We are at an end of an era, living through the worst financial panic in many decades. Now begins global financial instability. In the opinion of many informed observers, especially the Financial Times,’ the entire financial system and the way it operates will have to be reconstructed-radically-and that is unlikely to occur. It is impossible to speculate how long today’s turmoil will last-but there now exists an uncertainty and lack of confidence that has been unparalleled since the 1930s-and this ignorance and fear is itself a crucial factor. What is very clear is that losses are massive and the entire developed world is now experiencing the worst economic crisis since 1945, one in which troubles in one nation compound those in others.
All central banks are wracked by dilemmas. They have neither the resources nor the knowledge, including legal powers, to remedy the present maelstrom. Although there is clamor from financiers and assorted operators to bail them out, the Federal Reserve must also weigh the consequences of its moves, above all for inflation. Then there is the question of “moral hazards.” Is the Federal Reserve’s responsibility to save financial adventurers from their own follies? Their dilemma is that if they do not attempt to save these politically powerful speculators the entire financial system may capsize, and so they have increasingly been forced to attempt to bail them out-thereby making it possible for them to survive and endanger the entire system in the future.

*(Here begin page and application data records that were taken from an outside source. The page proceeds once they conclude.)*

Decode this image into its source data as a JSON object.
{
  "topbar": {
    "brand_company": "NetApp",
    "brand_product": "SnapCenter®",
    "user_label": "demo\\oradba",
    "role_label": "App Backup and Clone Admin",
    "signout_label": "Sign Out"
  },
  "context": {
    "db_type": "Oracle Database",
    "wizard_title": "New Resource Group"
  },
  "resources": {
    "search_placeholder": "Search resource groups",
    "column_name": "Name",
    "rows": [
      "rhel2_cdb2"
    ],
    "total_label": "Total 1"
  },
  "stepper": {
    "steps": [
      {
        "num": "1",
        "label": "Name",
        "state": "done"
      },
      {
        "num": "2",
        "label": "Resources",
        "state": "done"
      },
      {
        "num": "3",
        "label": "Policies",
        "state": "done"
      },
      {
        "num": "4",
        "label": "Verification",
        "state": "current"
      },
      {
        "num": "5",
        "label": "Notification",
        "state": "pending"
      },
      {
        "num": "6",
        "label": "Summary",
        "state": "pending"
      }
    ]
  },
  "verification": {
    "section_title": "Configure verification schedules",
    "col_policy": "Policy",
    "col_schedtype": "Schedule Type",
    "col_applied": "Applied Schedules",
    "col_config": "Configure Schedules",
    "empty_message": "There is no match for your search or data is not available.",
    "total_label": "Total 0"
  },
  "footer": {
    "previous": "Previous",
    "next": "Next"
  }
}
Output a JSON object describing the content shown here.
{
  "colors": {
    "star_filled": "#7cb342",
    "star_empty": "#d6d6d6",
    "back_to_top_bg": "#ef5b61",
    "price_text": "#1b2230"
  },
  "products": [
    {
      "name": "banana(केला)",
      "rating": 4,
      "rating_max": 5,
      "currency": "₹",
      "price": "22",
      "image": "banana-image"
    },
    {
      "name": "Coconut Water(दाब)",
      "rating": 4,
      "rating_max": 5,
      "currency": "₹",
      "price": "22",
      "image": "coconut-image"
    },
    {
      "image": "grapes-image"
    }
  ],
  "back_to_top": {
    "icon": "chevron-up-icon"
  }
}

Throughout August the American and European central banks plunged about a half-trillion dollars into the banking system in an attempt to unfreeze blocked credit and loans that followed the subprime crisis-an event which triggered a “flight to safety” which greatly reduced banks’ willingness to loan. In effect, the Federal Reserve relied on banks to restore confidence in the financial system, subsidizing their efforts.
Central banks’ efforts succeeded only very partially but, in the aggregate, they failed: banks and investors now seek security rather than risk, and they will sit on their money. The Federal Reserve privately acknowledges its inability to cope with an inordinately complex financial structure. European central bankers are in exactly the same dilemma: they simply don’t know what to do.
But this scarcely touches the real problem, which is structural and impinges wholly on the way the world financial structure has evolved over the past two decades. As in the past, there is a critical split in the banking and finance world and each has political leverage along with clashing interests. More important, central banks were not designed to cope with today’s realities and have neither the legal powers nor knowledge to control them.
In this context, central banks will have increasing problems and the solutions they propose, as in the past, will be utterly inadequate, not because their intentions are wrong but because it is impossible to regulate such a vast, complex economy-even less today than in the past because there is no international mechanism to do so. Internationalization of finance has meant less regulation than ever, and regulation was scarcely very effective even at the national level.
The global financial system is now out of control. Greed is rampant. Existing international institutions cannot change this reality. We are on the verge of a serious crisis-if not now, then in the near future.